were in an uproar, and the sinking of the Lusitania was considered
a sheer act of barbarism. The event clearly helped to build the public
opinion that later would allow the USA to declare war on the German Empire.
has circulated about the loss of the Lusitania, mainly about the cause
of the violent secondary explosion that made the ship sink so quickly. In an attempt to justify their attack, the Germans
always claimed that the Lusitania was carrying secret contraband munitions, which
exploded as a result of the torpedo impact. Until this day though, British authorities
deny any such cargo being on the Lusitania during that fateful voyage. The controversy
surrounding those horrifying 18 minutes in the waters off the Old Head of Kinsale continues
to this day.
the Lusitania remains on the location where she once met her ultimate
fate. A shadow of the once so glorious liner, she lies on her starboard
side on a depth of just 295 feet (90 meters). The hull has collapsed to
half its original width, and the superstructure has slid down towards the
bottom. The wreck is also entangled in many fishing nets, thus making the
site very hard and dangerous to explore. According to Robert D. Ballard,
who visited the wreck in the summer of 1993, the only thing recognisable
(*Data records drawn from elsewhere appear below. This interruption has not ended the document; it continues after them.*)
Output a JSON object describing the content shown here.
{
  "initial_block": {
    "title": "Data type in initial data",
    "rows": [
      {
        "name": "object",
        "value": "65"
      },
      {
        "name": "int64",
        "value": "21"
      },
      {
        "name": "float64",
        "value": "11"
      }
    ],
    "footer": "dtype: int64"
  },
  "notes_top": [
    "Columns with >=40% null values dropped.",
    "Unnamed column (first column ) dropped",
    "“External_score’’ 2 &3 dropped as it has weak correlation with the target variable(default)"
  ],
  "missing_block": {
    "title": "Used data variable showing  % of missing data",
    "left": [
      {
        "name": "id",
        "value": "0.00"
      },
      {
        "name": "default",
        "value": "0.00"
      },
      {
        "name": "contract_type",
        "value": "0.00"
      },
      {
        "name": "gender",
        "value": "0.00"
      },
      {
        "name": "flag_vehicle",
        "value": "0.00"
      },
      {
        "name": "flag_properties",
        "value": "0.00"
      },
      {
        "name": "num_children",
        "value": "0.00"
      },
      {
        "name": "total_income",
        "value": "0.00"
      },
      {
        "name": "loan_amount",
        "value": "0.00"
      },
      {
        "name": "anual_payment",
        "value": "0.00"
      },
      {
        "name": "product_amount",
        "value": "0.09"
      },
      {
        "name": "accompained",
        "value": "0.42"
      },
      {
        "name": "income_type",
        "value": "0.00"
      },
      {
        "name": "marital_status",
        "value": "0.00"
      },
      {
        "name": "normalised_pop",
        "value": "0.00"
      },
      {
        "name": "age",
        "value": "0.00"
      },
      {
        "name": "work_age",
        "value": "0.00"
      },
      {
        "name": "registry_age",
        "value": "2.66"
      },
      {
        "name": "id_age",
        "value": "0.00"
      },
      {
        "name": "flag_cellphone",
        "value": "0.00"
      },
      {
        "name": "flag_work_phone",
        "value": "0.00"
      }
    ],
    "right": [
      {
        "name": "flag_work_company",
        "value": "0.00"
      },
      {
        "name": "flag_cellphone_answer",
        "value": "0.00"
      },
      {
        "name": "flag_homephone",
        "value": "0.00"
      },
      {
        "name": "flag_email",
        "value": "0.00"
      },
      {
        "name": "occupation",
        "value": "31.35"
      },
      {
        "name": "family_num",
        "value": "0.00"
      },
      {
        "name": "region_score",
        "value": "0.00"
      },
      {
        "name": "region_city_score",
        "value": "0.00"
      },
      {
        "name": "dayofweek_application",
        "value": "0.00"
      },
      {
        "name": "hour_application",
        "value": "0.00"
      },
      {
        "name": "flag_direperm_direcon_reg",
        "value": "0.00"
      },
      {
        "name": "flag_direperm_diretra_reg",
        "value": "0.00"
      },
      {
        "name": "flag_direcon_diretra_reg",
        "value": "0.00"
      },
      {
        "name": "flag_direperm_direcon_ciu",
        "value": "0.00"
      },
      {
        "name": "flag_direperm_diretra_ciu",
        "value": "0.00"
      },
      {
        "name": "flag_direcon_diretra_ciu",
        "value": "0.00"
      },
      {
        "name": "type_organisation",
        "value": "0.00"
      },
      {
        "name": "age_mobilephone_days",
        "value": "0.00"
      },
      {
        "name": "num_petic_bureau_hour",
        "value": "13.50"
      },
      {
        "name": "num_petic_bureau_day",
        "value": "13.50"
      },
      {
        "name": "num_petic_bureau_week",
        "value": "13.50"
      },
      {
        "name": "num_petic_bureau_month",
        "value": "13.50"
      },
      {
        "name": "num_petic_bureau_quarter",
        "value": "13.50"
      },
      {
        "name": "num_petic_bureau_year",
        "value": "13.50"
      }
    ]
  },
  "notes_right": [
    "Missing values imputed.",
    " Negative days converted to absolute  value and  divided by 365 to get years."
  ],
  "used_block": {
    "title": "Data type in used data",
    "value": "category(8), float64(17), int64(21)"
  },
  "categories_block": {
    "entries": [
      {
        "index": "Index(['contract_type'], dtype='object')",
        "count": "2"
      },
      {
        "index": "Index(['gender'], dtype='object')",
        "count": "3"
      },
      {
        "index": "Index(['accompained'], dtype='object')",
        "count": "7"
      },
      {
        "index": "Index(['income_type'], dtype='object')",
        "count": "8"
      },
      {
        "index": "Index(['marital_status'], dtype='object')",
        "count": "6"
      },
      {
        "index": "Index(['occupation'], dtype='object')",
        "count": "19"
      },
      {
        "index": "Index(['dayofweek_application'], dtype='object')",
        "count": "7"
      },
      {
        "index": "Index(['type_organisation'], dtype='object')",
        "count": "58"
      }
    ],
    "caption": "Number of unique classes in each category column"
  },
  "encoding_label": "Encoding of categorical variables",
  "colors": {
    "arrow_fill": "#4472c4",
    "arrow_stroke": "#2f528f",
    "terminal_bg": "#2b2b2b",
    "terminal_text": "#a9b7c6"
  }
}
of belonging to the once so proud Cunarder is the forwardmost part of the
bow, still pointing up towards the surface. No evidence of the suspected secret
munitions has ever been found on the wrecksite.
|The Lusitania - Specifications:
||785 feet (239.8 m)
||88 feet (26.9 m)
||31,550 gross tons
||Steam turbines turning
four three-bladed propellers.